For example, Airbus is using VR technology to improve its aircraft design. Inside the planes, the company is using VR to check passengers’ in-flight experience, while on the plane exterior it’s testing aerodynamics without the use of wind tunnels and other expensive equipment.
#3 VR Technology in Work Environments
As COVID-19 continues to disrupt how companies conduct business, one area in which you may see the adoption of VR technology soon is in the workspace.
For example, remote jobs may start depending on virtual communication and collaboration. Teams could use the technology to attend virtual meetings without the need for commuting or physical contact.
Beyond the coronavirus pandemic, this kind of use of VR could benefit companies that rely on managed IT services to streamline how they do business with their providers.
#4 Using VR for Practical Training Applications
VR could also help certain professionals perform tasks in a virtual environment that would typically require physical interaction. Specifically, this could primarily be used for practical training.
Both civil and military pilots have for years now been using flight simulators to learn how to fly.

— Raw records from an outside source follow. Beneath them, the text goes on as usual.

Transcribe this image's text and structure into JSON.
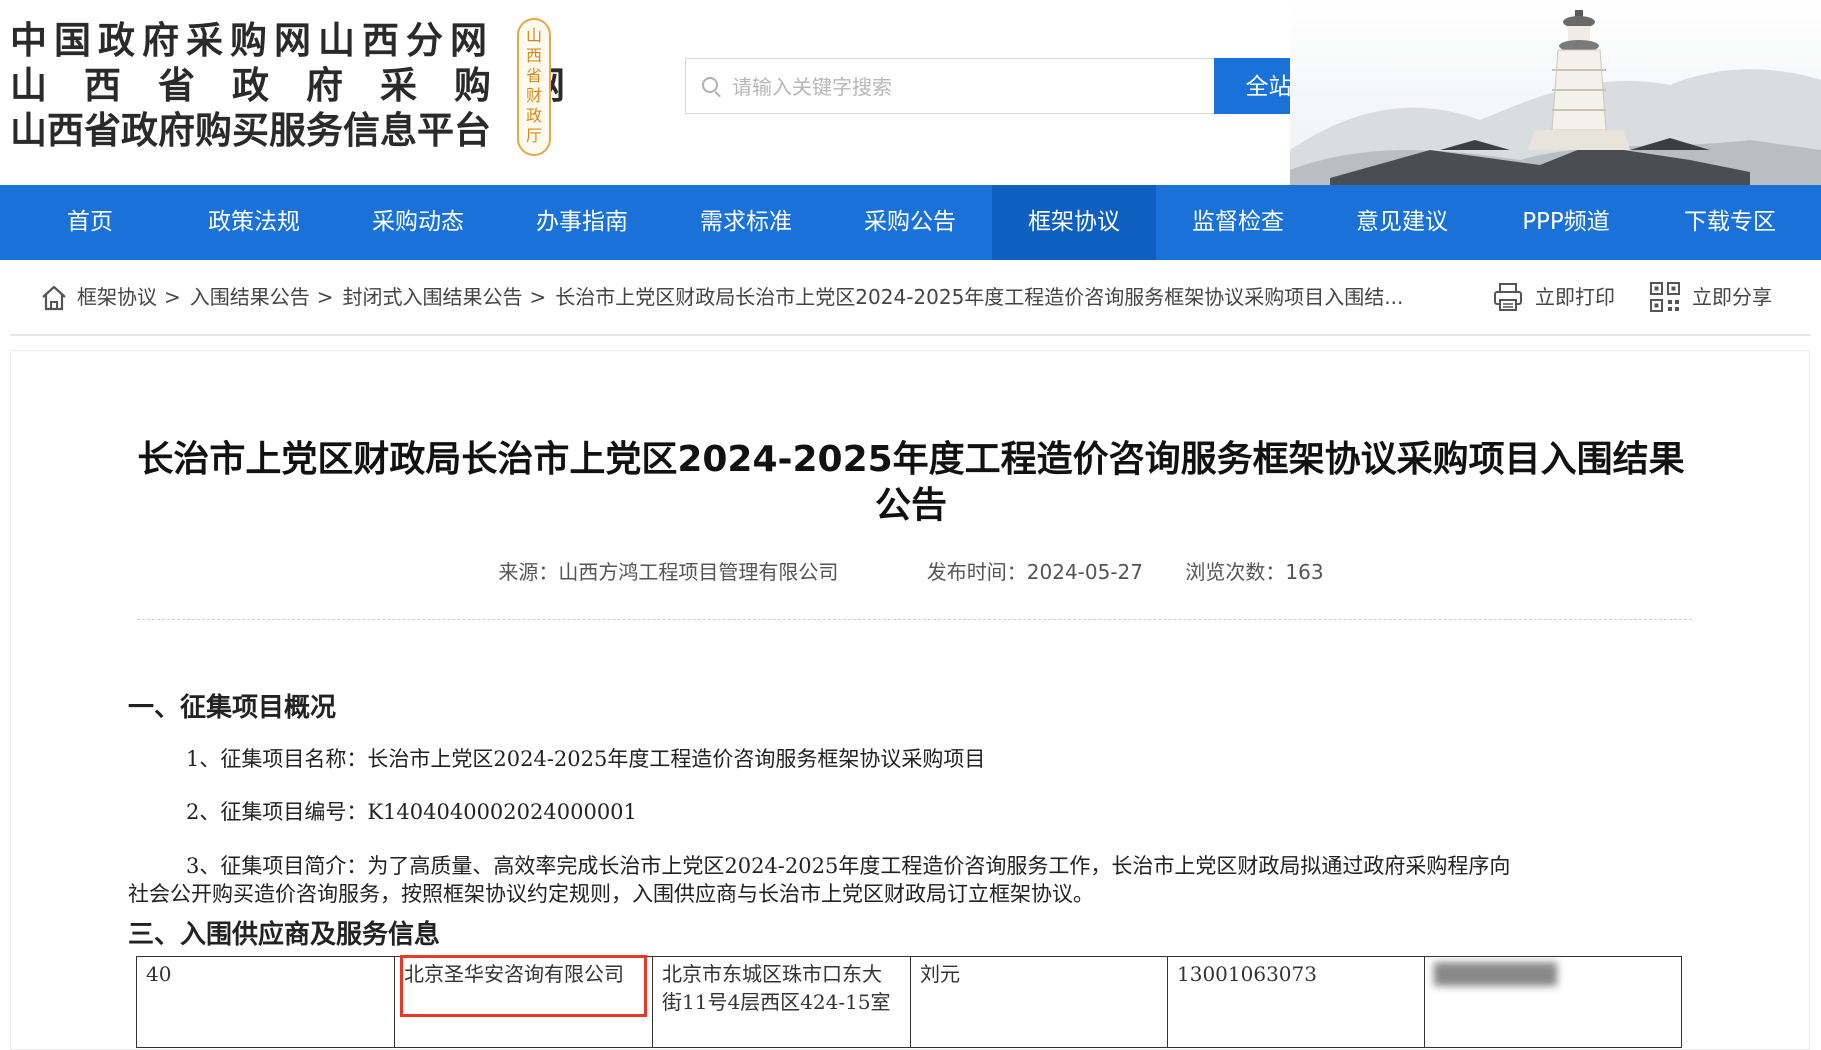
{
  "header": {
    "logo_lines": [
      "中国政府采购网山西分网",
      "山西省政府采购网",
      "山西省政府购买服务信息平台"
    ],
    "seal_chars": [
      "山",
      "西",
      "省",
      "财",
      "政",
      "厅"
    ],
    "search": {
      "placeholder": "请输入关键字搜索",
      "value": "",
      "button_label": "全站搜索"
    }
  },
  "nav": {
    "items": [
      "首页",
      "政策法规",
      "采购动态",
      "办事指南",
      "需求标准",
      "采购公告",
      "框架协议",
      "监督检查",
      "意见建议",
      "PPP频道",
      "下载专区"
    ],
    "active": "框架协议"
  },
  "breadcrumb": {
    "items": [
      "框架协议",
      "入围结果公告",
      "封闭式入围结果公告"
    ],
    "separator": ">",
    "current": "长治市上党区财政局长治市上党区2024-2025年度工程造价咨询服务框架协议采购项目入围结..."
  },
  "tools": {
    "print_label": "立即打印",
    "share_label": "立即分享"
  },
  "article": {
    "title": "长治市上党区财政局长治市上党区2024-2025年度工程造价咨询服务框架协议采购项目入围结果公告",
    "meta": {
      "source": "来源：山西方鸿工程项目管理有限公司",
      "publish_time": "发布时间：2024-05-27",
      "views": "浏览次数：163"
    },
    "section1_heading": "一、征集项目概况",
    "item1": "1、征集项目名称：长治市上党区2024-2025年度工程造价咨询服务框架协议采购项目",
    "item2": "2、征集项目编号：K1404040002024000001",
    "item3_line1": "3、征集项目简介：为了高质量、高效率完成长治市上党区2024-2025年度工程造价咨询服务工作，长治市上党区财政局拟通过政府采购程序向",
    "item3_line2": "社会公开购买造价咨询服务，按照框架协议约定规则，入围供应商与长治市上党区财政局订立框架协议。",
    "section3_heading": "三、入围供应商及服务信息",
    "table_rows": [
      {
        "no": "40",
        "company": "北京圣华安咨询有限公司",
        "address": "北京市东城区珠市口东大街11号4层西区424-15室",
        "contact": "刘元",
        "phone": "13001063073",
        "extra": "████████"
      }
    ]
  },
  "colors": {
    "primary": "#1a72d8",
    "nav_active": "#0f5fc0",
    "highlight": "#e23b2a",
    "seal": "#d48a1a"
  }
}
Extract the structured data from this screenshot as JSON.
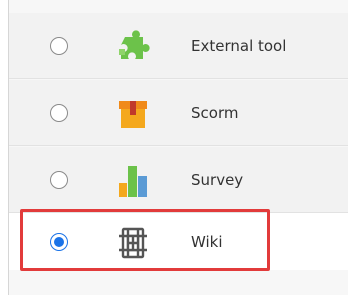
{
  "activities": [
    {
      "label": "External tool",
      "icon": "puzzle-piece-icon",
      "selected": false
    },
    {
      "label": "Scorm",
      "icon": "package-box-icon",
      "selected": false
    },
    {
      "label": "Survey",
      "icon": "bar-chart-icon",
      "selected": false
    },
    {
      "label": "Wiki",
      "icon": "wiki-knot-icon",
      "selected": true
    }
  ],
  "colors": {
    "accent": "#1a73e8",
    "highlight": "#e23b3b",
    "puzzle": "#6cc24a",
    "box": "#f4a81d"
  }
}
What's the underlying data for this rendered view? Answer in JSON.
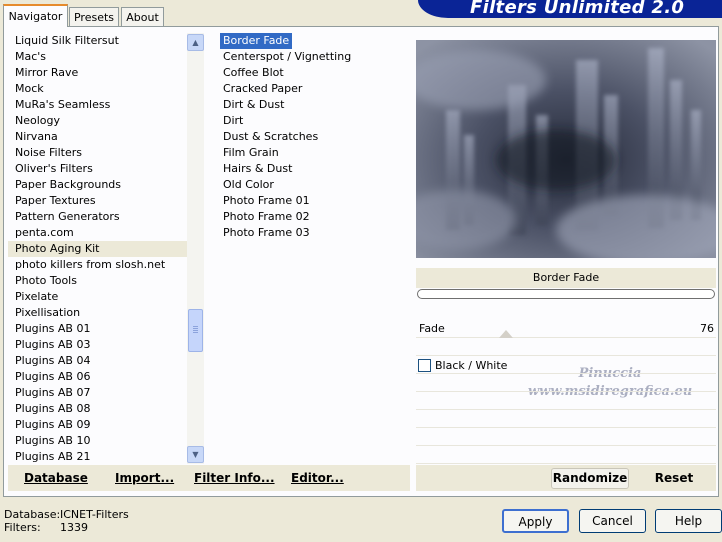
{
  "tabs": [
    "Navigator",
    "Presets",
    "About"
  ],
  "banner_title": "Filters Unlimited 2.0",
  "categories": [
    {
      "label": "Liquid Silk Filtersut"
    },
    {
      "label": "Mac's"
    },
    {
      "label": "Mirror Rave"
    },
    {
      "label": "Mock"
    },
    {
      "label": "MuRa's Seamless"
    },
    {
      "label": "Neology"
    },
    {
      "label": "Nirvana"
    },
    {
      "label": "Noise Filters"
    },
    {
      "label": "Oliver's Filters"
    },
    {
      "label": "Paper Backgrounds"
    },
    {
      "label": "Paper Textures"
    },
    {
      "label": "Pattern Generators"
    },
    {
      "label": "penta.com"
    },
    {
      "label": "Photo Aging Kit",
      "selected": true
    },
    {
      "label": "photo killers from slosh.net"
    },
    {
      "label": "Photo Tools"
    },
    {
      "label": "Pixelate"
    },
    {
      "label": "Pixellisation"
    },
    {
      "label": "Plugins AB 01"
    },
    {
      "label": "Plugins AB 03"
    },
    {
      "label": "Plugins AB 04"
    },
    {
      "label": "Plugins AB 06"
    },
    {
      "label": "Plugins AB 07"
    },
    {
      "label": "Plugins AB 08"
    },
    {
      "label": "Plugins AB 09"
    },
    {
      "label": "Plugins AB 10"
    },
    {
      "label": "Plugins AB 21"
    }
  ],
  "filters": [
    {
      "label": "Border Fade",
      "selected": true
    },
    {
      "label": "Centerspot / Vignetting"
    },
    {
      "label": "Coffee Blot"
    },
    {
      "label": "Cracked Paper"
    },
    {
      "label": "Dirt & Dust"
    },
    {
      "label": "Dirt"
    },
    {
      "label": "Dust & Scratches"
    },
    {
      "label": "Film Grain"
    },
    {
      "label": "Hairs & Dust"
    },
    {
      "label": "Old Color"
    },
    {
      "label": "Photo Frame 01"
    },
    {
      "label": "Photo Frame 02"
    },
    {
      "label": "Photo Frame 03"
    }
  ],
  "preview": {
    "watermark_line1": "Pinuccia",
    "watermark_line2": "www.msidiregrafica.eu"
  },
  "controls": {
    "filter_name": "Border Fade",
    "fade_label": "Fade",
    "fade_value": "76",
    "checkbox_label": "Black / White",
    "checkbox_checked": false
  },
  "panel_buttons": {
    "database": "Database",
    "import": "Import...",
    "filter_info": "Filter Info...",
    "editor": "Editor...",
    "randomize": "Randomize",
    "reset": "Reset"
  },
  "status": {
    "database_label": "Database:",
    "database_value": "ICNET-Filters",
    "filters_label": "Filters:",
    "filters_value": "1339"
  },
  "dialog_buttons": {
    "apply": "Apply",
    "cancel": "Cancel",
    "help": "Help"
  }
}
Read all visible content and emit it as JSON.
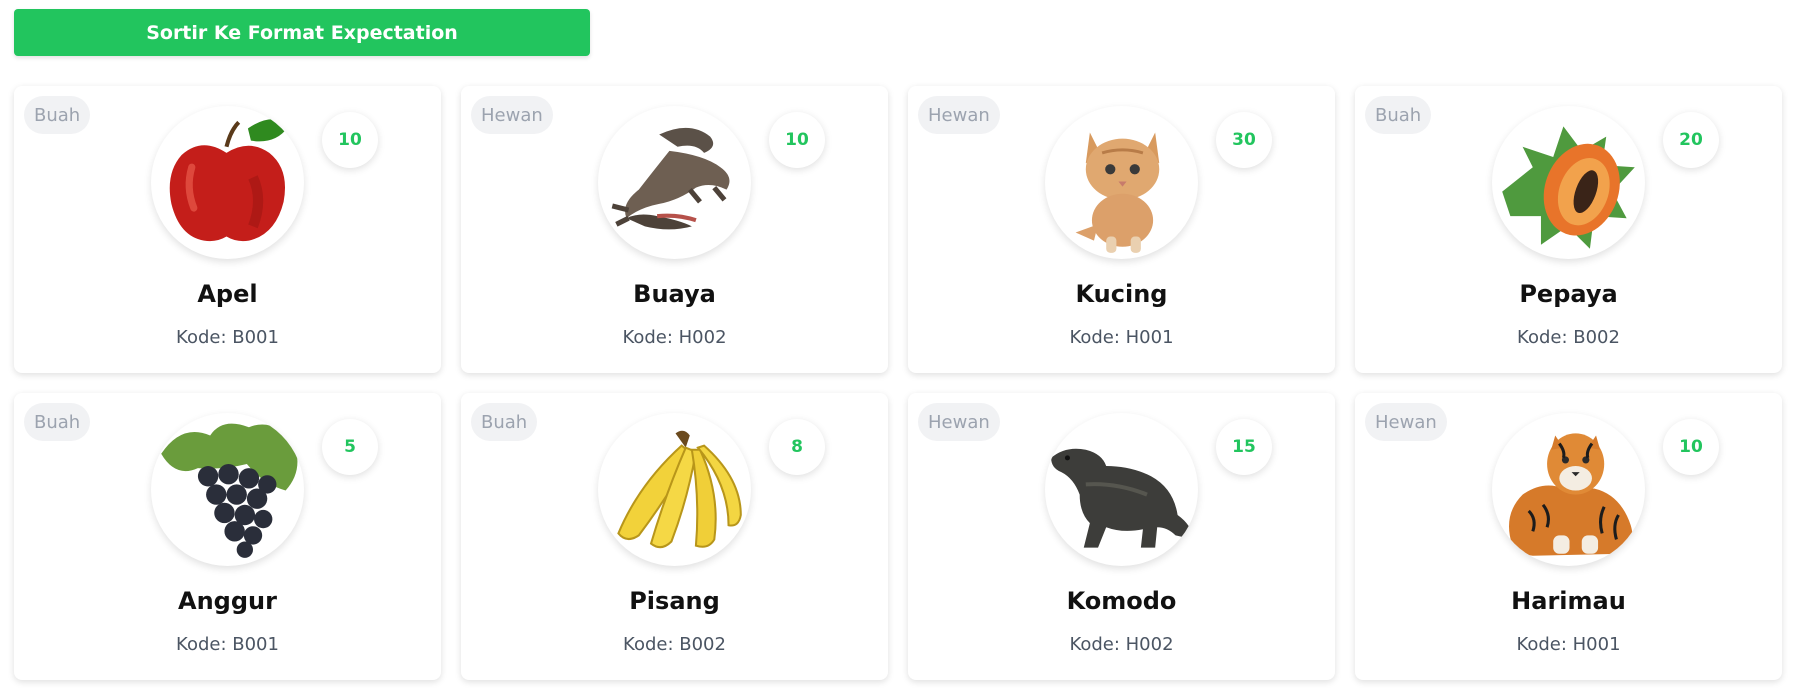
{
  "toolbar": {
    "sort_label": "Sortir Ke Format Expectation"
  },
  "colors": {
    "accent": "#22c55e",
    "badge_bg": "#f1f2f4",
    "badge_text": "#9ca3af"
  },
  "cards": [
    {
      "category": "Buah",
      "name": "Apel",
      "code": "Kode: B001",
      "count": "10",
      "icon": "apple-icon"
    },
    {
      "category": "Hewan",
      "name": "Buaya",
      "code": "Kode: H002",
      "count": "10",
      "icon": "crocodile-icon"
    },
    {
      "category": "Hewan",
      "name": "Kucing",
      "code": "Kode: H001",
      "count": "30",
      "icon": "cat-icon"
    },
    {
      "category": "Buah",
      "name": "Pepaya",
      "code": "Kode: B002",
      "count": "20",
      "icon": "papaya-icon"
    },
    {
      "category": "Buah",
      "name": "Anggur",
      "code": "Kode: B001",
      "count": "5",
      "icon": "grapes-icon"
    },
    {
      "category": "Buah",
      "name": "Pisang",
      "code": "Kode: B002",
      "count": "8",
      "icon": "banana-icon"
    },
    {
      "category": "Hewan",
      "name": "Komodo",
      "code": "Kode: H002",
      "count": "15",
      "icon": "komodo-icon"
    },
    {
      "category": "Hewan",
      "name": "Harimau",
      "code": "Kode: H001",
      "count": "10",
      "icon": "tiger-icon"
    }
  ]
}
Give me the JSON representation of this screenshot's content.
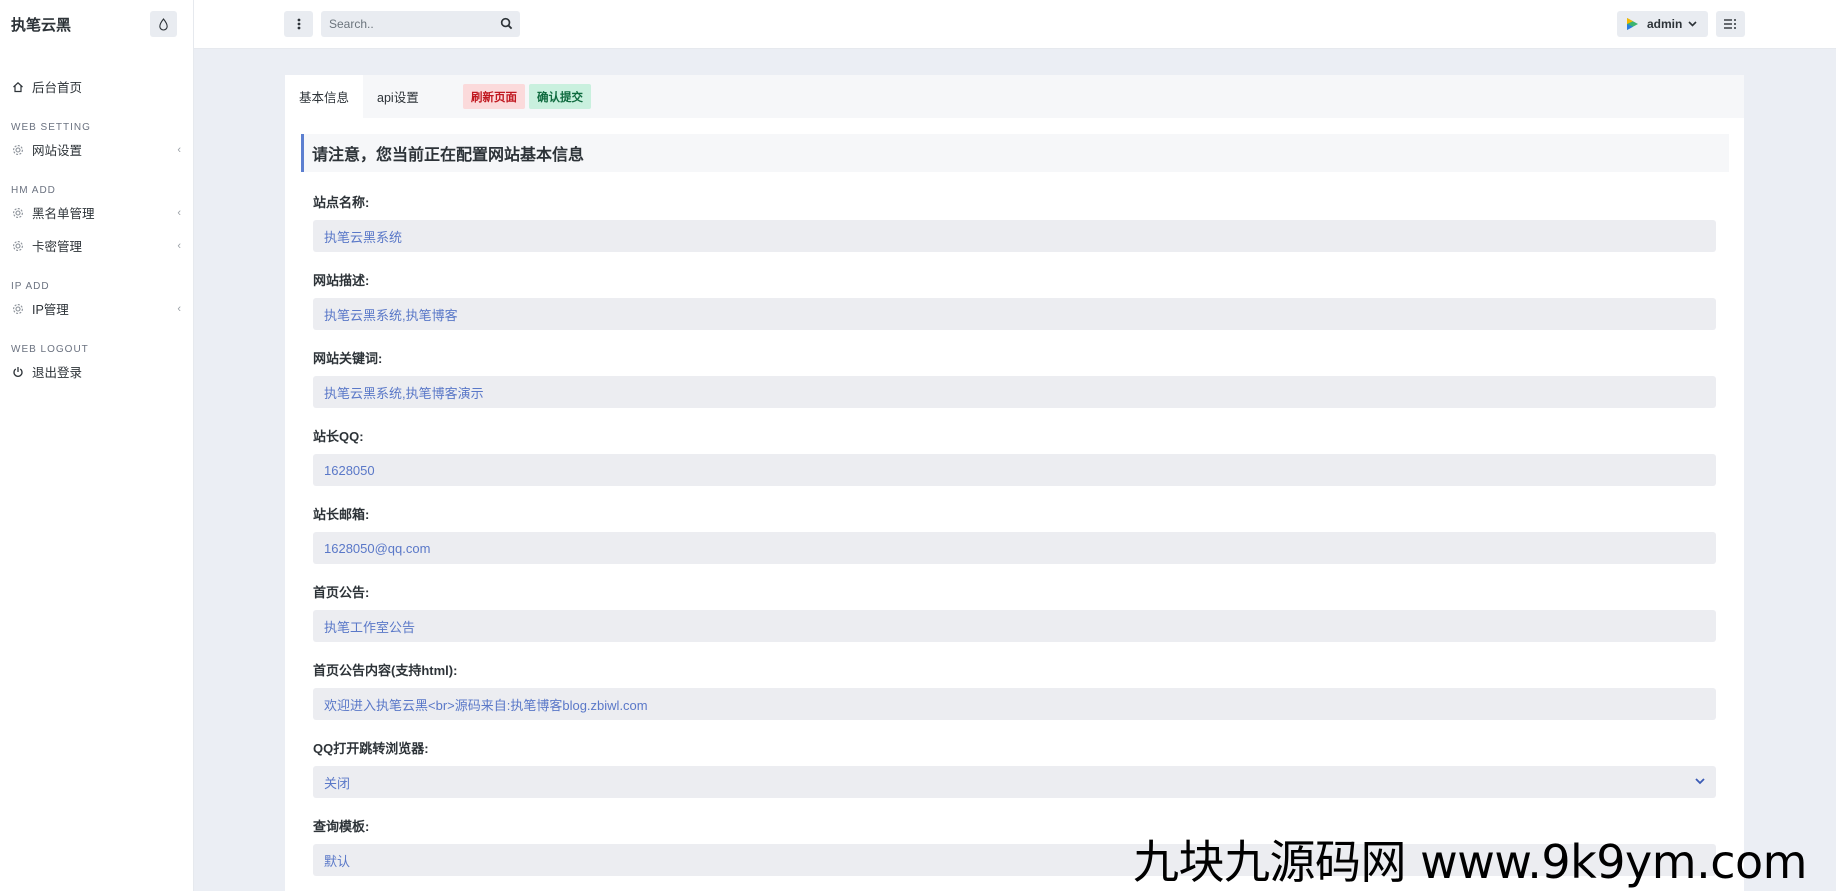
{
  "sidebar": {
    "brand": "执笔云黑",
    "items": [
      {
        "type": "item",
        "label": "后台首页",
        "icon": "home-icon",
        "has_chevron": false
      },
      {
        "type": "heading",
        "label": "WEB SETTING"
      },
      {
        "type": "item",
        "label": "网站设置",
        "icon": "gear-icon",
        "has_chevron": true
      },
      {
        "type": "heading",
        "label": "HM ADD"
      },
      {
        "type": "item",
        "label": "黑名单管理",
        "icon": "gear-icon",
        "has_chevron": true
      },
      {
        "type": "item",
        "label": "卡密管理",
        "icon": "gear-icon",
        "has_chevron": true
      },
      {
        "type": "heading",
        "label": "IP ADD"
      },
      {
        "type": "item",
        "label": "IP管理",
        "icon": "gear-icon",
        "has_chevron": true
      },
      {
        "type": "heading",
        "label": "WEB LOGOUT"
      },
      {
        "type": "item",
        "label": "退出登录",
        "icon": "power-icon",
        "has_chevron": false
      }
    ],
    "chevron": "‹"
  },
  "topbar": {
    "search_placeholder": "Search..",
    "user": "admin"
  },
  "tabs": [
    {
      "label": "基本信息",
      "active": true
    },
    {
      "label": "api设置",
      "active": false
    }
  ],
  "actions": {
    "refresh": "刷新页面",
    "submit": "确认提交"
  },
  "notice": "请注意，您当前正在配置网站基本信息",
  "fields": [
    {
      "label": "站点名称:",
      "value": "执笔云黑系统",
      "select": false
    },
    {
      "label": "网站描述:",
      "value": "执笔云黑系统,执笔博客",
      "select": false
    },
    {
      "label": "网站关键词:",
      "value": "执笔云黑系统,执笔博客演示",
      "select": false
    },
    {
      "label": "站长QQ:",
      "value": "1628050",
      "select": false
    },
    {
      "label": "站长邮箱:",
      "value": "1628050@qq.com",
      "select": false
    },
    {
      "label": "首页公告:",
      "value": "执笔工作室公告",
      "select": false
    },
    {
      "label": "首页公告内容(支持html):",
      "value": "欢迎进入执笔云黑<br>源码来自:执笔博客blog.zbiwl.com",
      "select": false
    },
    {
      "label": "QQ打开跳转浏览器:",
      "value": "关闭",
      "select": true
    },
    {
      "label": "查询模板:",
      "value": "默认",
      "select": false
    }
  ],
  "watermark": "九块九源码网 www.9k9ym.com",
  "colors": {
    "accent": "#5c7fd0",
    "danger_bg": "#fbdadb",
    "success_bg": "#c9f0de"
  }
}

But as VR technology progresses, they may not even need the flight simulator machines anymore.
Instead, they could simply step inside a virtual cockpit and simulate flight controls to learn the fundamentals of flight.
This kind of use of VR in the workplace may transfer to everyday jobs, as well.
Sales associates, for example, could practice their persuasion techniques and sales pitches with customized VR applications that simulate real-life sales situations.
If you want to know more about Virtual Reality and its use in business, stay up to date by reading the latest trends in technology and business on the Demakis Technologies blog.